- [YOUR INSTRUCTIONS] Using the entries below, copy out all lines where "preview" is found.

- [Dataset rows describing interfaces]
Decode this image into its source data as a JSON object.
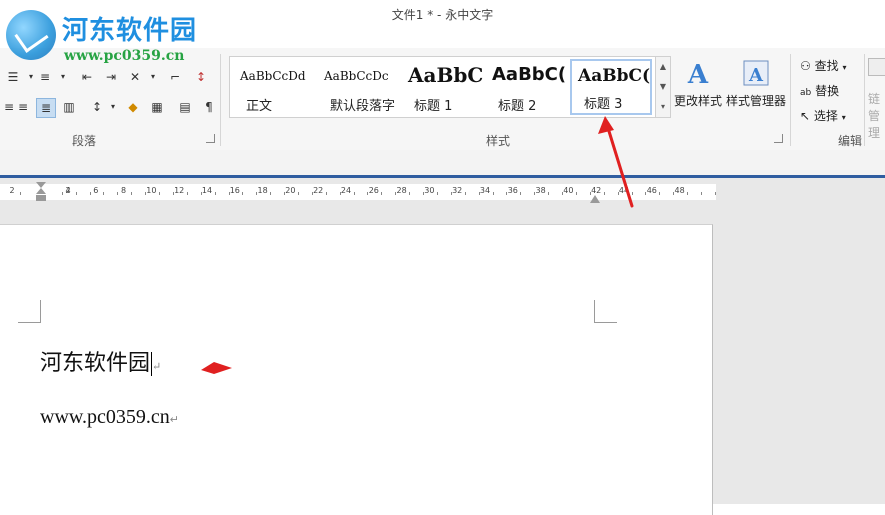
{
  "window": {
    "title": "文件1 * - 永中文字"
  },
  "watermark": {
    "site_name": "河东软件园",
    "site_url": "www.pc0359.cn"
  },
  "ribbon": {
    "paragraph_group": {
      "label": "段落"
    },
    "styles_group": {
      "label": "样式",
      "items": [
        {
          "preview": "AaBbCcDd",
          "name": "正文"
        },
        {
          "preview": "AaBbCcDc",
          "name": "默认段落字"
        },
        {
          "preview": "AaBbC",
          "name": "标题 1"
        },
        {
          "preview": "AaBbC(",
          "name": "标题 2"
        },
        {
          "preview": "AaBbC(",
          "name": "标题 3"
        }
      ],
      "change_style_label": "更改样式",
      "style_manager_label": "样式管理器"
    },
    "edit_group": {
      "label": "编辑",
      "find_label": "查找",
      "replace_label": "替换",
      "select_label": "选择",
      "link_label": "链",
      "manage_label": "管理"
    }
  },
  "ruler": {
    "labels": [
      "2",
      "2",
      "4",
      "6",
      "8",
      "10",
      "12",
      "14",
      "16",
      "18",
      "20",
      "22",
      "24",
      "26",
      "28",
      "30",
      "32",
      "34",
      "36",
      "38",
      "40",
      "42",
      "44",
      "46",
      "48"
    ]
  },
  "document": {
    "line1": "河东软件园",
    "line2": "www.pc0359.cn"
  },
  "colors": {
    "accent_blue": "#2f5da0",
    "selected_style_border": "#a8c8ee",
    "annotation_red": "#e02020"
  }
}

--

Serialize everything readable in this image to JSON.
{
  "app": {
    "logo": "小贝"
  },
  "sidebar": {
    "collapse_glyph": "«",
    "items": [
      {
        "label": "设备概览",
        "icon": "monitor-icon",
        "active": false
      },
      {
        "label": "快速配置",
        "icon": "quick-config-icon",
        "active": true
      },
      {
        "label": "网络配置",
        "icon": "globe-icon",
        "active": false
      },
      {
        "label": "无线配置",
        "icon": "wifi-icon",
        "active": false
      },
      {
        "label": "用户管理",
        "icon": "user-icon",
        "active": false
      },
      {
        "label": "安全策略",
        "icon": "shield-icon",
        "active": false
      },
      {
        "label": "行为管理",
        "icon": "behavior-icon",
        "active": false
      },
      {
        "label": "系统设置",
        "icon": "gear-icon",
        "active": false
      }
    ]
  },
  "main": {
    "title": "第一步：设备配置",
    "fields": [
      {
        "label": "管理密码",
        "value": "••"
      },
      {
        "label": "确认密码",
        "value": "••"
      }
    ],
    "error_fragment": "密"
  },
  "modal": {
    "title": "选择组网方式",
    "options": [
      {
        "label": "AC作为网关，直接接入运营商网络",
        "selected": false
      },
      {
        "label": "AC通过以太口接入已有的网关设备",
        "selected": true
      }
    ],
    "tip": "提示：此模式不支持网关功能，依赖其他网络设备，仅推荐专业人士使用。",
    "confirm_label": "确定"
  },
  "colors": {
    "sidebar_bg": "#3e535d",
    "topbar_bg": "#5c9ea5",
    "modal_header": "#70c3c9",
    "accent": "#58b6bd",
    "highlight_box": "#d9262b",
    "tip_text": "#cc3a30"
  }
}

- [COMPLETED TASK]
          "preview": "AaBbCcDd",
          "preview": "AaBbCcDc",
          "preview": "AaBbC",
          "preview": "AaBbC(",
          "preview": "AaBbC(",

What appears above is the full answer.